Valentina said...

Anna, I feel ashamed for not knowing about this type of cake. it made me enjoy this reading even more.Oh, your child is so cute!!

Anonymous said...

Steve says, just like I used to have as a kid in Staffordshire! Could do with some grated fresh ginger; cooked for 60 minutes (foil on top for last 15). We didn't leave it a week - almost an hour! It was just slightly warm when we dug in. Awesome! So moist and treacly, just delicious. Thanks for the recipe.

Anonymous said...

I also have memories of eating Parkin straight out of the oven in Brierfield Lancashire when my Great Aunt Alice cooked it. Maybe it was supposed to keep but we rarely left any! It always had equal parts Golden Syrup and Black Treacle.

Rikki said...

A recipe used by my great aunt is as follows...

1 lb Marge
1 lb Soft Brown Sugar
1 lb Treacle Syrup
1/2 Pint Milk

Put all into a large bowl and heat in microwave till melted.

1 lb Self Raising flour
1/2 lb of medium Oatmeal (medium to ease off the absorbsion of the oats)
4 Liberal Teaspoons of Ground Ginger

Mix these all into the bowl with the melted ingredients

Beat 4 large eggs and slowly add to the mixture whilst stiring briskly to prevent the egg from scrambling into the mixture.

The mixture is very sloppy and wet don't be alarmed at this as it is desired.

Line large roasting tin/s with greaseproof paper and bake at gas mark 2 for 1hour -1hr 30mins. When ready it should be firm to the touch and a needle should be clear after probing.

Store for a week as your other recipe suggests then enjoy a nice moist parkin.

Her recipe so far is the only parkin that I have had that hasn't been dry. Growing up the entire family used to fight to get the scrapings from the bottom of the paper as an extra treat to compliment the cake itself

James said...

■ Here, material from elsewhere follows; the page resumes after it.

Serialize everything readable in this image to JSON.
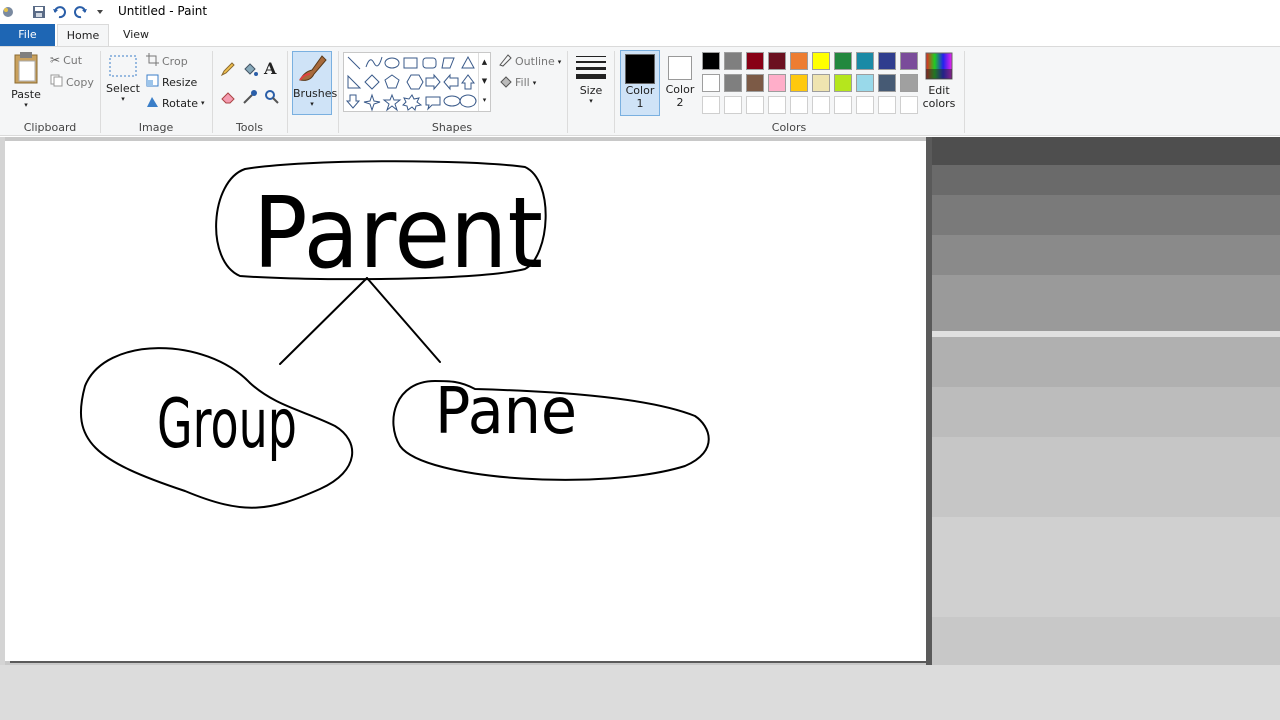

For many of the older parkin recipes, you need to be careful of the type of oats used. Pinhead (steel cut) will leave a much dryer/coarser texture than (Scottish) porridge oats (these are abraded oats-stone ground- not rolled oats)American rolled oats do not do well but in the USA Bob's Red Mill makes the scottish stone ground porrige oats. This makes a huge difference in the dryness of the cake. I was disappointed when I could not match my mother-in-laws cake even using her recipe, then we visited and I checked out the oats she was using! I also find cooking at a very low temp of about 250 for 2 hours (various times due to differing recipes, you have to experiment) (like the old aga's that were always on or a cooling stone oven). To produce an evenly flat and completely cooked cake I use wet cake strips wrapped around the pan (Magic strips) this lets the outer rim cook slower, closer to the rate the inner part cooks. And I use a 6" pan. Let's just say my Mother-in-law was shocked and very pleased to have 'her' parkin and amazed I'd solved the not cooked center problem she used to have. Don't you just love being stubborn? The recipe I use has changed the black treacle to lyles golden syrup (aka treacle). It lets the ginger shine through (3tsp). The texture of the result is not cake-like or even american gingerbread (cake like). It is thick, dense, chewy, fragrently ginger and sweet. Very good for shipping or storage in an old biscuit tin for at least a month. Usually doesn't last long for us.

James said...

Yelled from the next room "think oat granola texture but more refined".

Aurelas said...

I thought I knew a lot about British foods from devouring every cookbook I could find (I sit around reading them as if they were novels--I don't get to actually cook from them often because, living in a rural redneck area of Florida, there is nowhere to purchase many of the needed ingredients and the local butchers refuse to save kidneys and suet for me, the sillies!) and of course eating everything I could get my hands on when I visited, but this one was a new one on me. Thanks so much for sharing. The comments are very enlightening too! I can't believe I never discovered your blog until today but what a lovely surprise it was :D